The interesting part of the column — the parts that didn’t just repackage our thoughts — were the quotes from other personnel men, which blasted Thompson.
“Hats off to the coaching staff,” one general manager said. “For keeping it together playing with that crap for the last seven or eight weeks.”
That was in reference to the cornerback group. Here’s another that speaks to the importance of the quarterback position.
“We all make mistakes,” said one former GM. “Maybe you can’t get better. Maybe the guy you want you can’t get, but at least you’re trying. I always felt obligation to the head coach to try.

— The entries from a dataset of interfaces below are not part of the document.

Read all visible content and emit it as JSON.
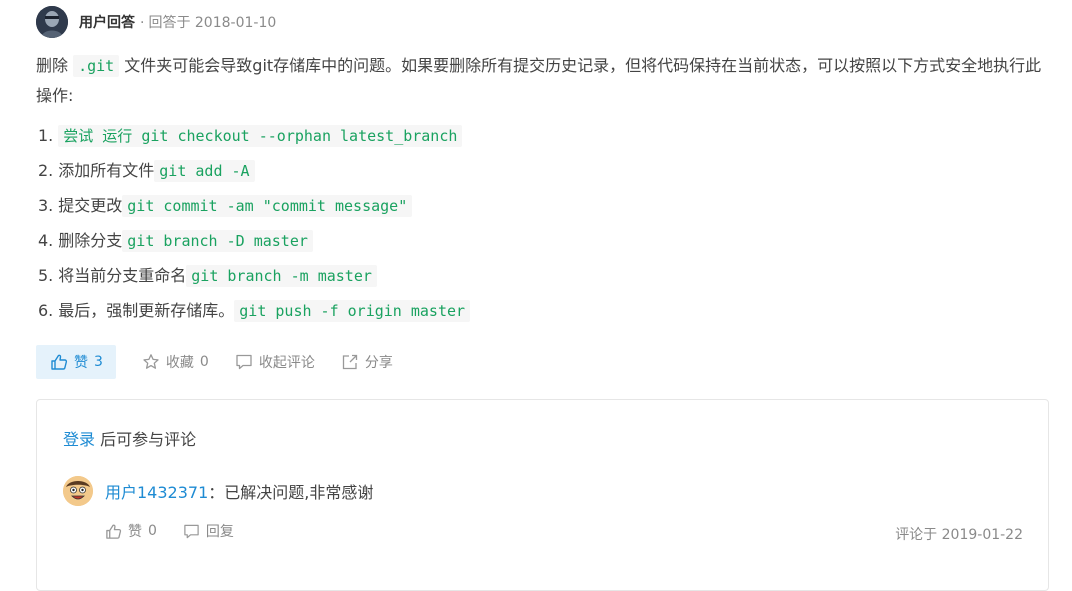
{
  "answer": {
    "author": "用户回答",
    "meta": "回答于 2018-01-10",
    "intro_before": "删除 ",
    "intro_code": ".git",
    "intro_after": " 文件夹可能会导致git存储库中的问题。如果要删除所有提交历史记录，但将代码保持在当前状态，可以按照以下方式安全地执行此操作:",
    "steps": [
      {
        "num": "1.",
        "text": "",
        "code": "尝试  运行  git checkout --orphan latest_branch"
      },
      {
        "num": "2.",
        "text": "添加所有文件",
        "code": "git add -A"
      },
      {
        "num": "3.",
        "text": "提交更改",
        "code": "git commit -am \"commit message\""
      },
      {
        "num": "4.",
        "text": "删除分支",
        "code": "git branch -D master"
      },
      {
        "num": "5.",
        "text": "将当前分支重命名",
        "code": "git branch -m master"
      },
      {
        "num": "6.",
        "text": "最后，强制更新存储库。",
        "code": "git push -f origin master"
      }
    ]
  },
  "actions": {
    "like_label": "赞",
    "like_count": "3",
    "favorite_label": "收藏",
    "favorite_count": "0",
    "collapse_comments_label": "收起评论",
    "share_label": "分享"
  },
  "comments": {
    "login_link": "登录",
    "login_suffix": " 后可参与评论",
    "items": [
      {
        "user": "用户1432371",
        "separator": "：",
        "text": "已解决问题,非常感谢",
        "like_label": "赞",
        "like_count": "0",
        "reply_label": "回复",
        "date": "评论于 2019-01-22"
      }
    ]
  },
  "colors": {
    "accent": "#1e8bd3",
    "code": "#1aa260",
    "muted": "#8a8a8a",
    "like_bg": "#e5f2fb"
  }
}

“But that’s their (the Packers’) philosophy, and it’s worked for them because they’ve had 25 fricking years of great quarterbacks. Of course it works. Try it without a special quarterback.”
And there it is.
So let’s get down to brass tacks here.
Thompson wouldn’t have a job if he hadn’t drafted Aaron Rodgers. Rodgers carries the Packers a lot of the time. If you had to say the Packers are in the playoffs because of one guy, you’d say that guy is Aaron Rodgers.
And there’s why Thompson is considered “successful.” The Packers are always in the playoffs. Rodgers is good for what? Two to three wins a year by himself?
You can do the math.
With Aaron Rodgers, you can literally do (or not do, as it were) your job as the Green Bay Packers’ general manager and be considered successful.